    Severin Films brings The Uncanny to Blu-ray using an AVC encoded 1080p high definition transfer framed at 1.85.1 widescreen taken from a ‘new scan of the inter-negative’ though eagle-eyed viewers will spot a cigarette burn or two, making it a fair assumption that this is probably a composite of some sort. Regardless, if the transfer shows some print damage here and there it is a nice step up from the old UK DVD release that came out in the early 2000’s. color reproduction isn’t bad at all and black levels are decent. There aren’t any noticeable compression issues and the image is free of noise reduction and edge enhancement issues. Detail isn’t reference quality but it’s solid enough.

    The English language DTS-HD Mono track is on par with the video, in that it’s imperfect but decent enough. It’s a little bit flat and occasionally you might hear some minor hiss if you’re looking for it, but the levels are properly balanced, the dialogue is always easy to understand and the score sounds pretty strong. Optional subtitles are offered up in English only.

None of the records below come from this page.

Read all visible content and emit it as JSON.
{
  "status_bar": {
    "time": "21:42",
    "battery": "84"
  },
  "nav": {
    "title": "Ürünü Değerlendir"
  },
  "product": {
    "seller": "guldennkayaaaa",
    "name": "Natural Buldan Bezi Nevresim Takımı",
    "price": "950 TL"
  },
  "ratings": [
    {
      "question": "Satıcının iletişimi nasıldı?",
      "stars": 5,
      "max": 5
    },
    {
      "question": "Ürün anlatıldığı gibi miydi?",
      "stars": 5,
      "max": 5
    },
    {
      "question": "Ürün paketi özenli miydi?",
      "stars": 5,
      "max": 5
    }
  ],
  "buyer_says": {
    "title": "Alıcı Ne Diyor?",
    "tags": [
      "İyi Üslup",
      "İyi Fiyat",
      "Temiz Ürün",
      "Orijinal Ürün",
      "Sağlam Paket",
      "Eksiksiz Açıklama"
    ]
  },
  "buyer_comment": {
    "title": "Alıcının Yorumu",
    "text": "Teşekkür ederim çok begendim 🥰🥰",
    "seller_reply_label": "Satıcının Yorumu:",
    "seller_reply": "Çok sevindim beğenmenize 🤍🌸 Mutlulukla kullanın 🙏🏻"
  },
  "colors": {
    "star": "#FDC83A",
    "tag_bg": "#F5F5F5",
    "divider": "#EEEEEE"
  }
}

    The main extra on the disc is a twelve-minute interview with actress Susan Penhaligon entitled The Cat’s Victim. In this piece she talks about how she came to get her start as an actress, some of the early roles that she took leading up to this film, what it was like working with some of her co-stars (she was quite fond of Cushing) and some of the trickiness involved in working with live cats on set. Interesting stuff.

    Aside from that we also get a theatrical trailer, menus and chapter selection options.

    The Uncanny – The Final Word:

    The Uncanny is pretty entertaining stuff, an amusing horror picture made all the better by an absolutely fantastic cast. Fans of classic horror and horror anthologies will appreciate this one, and Severin’s Blu-ray release offers fans a fine way to experience the film.

    Click on the images below for full sized The Uncanny Blu-ray screen caps!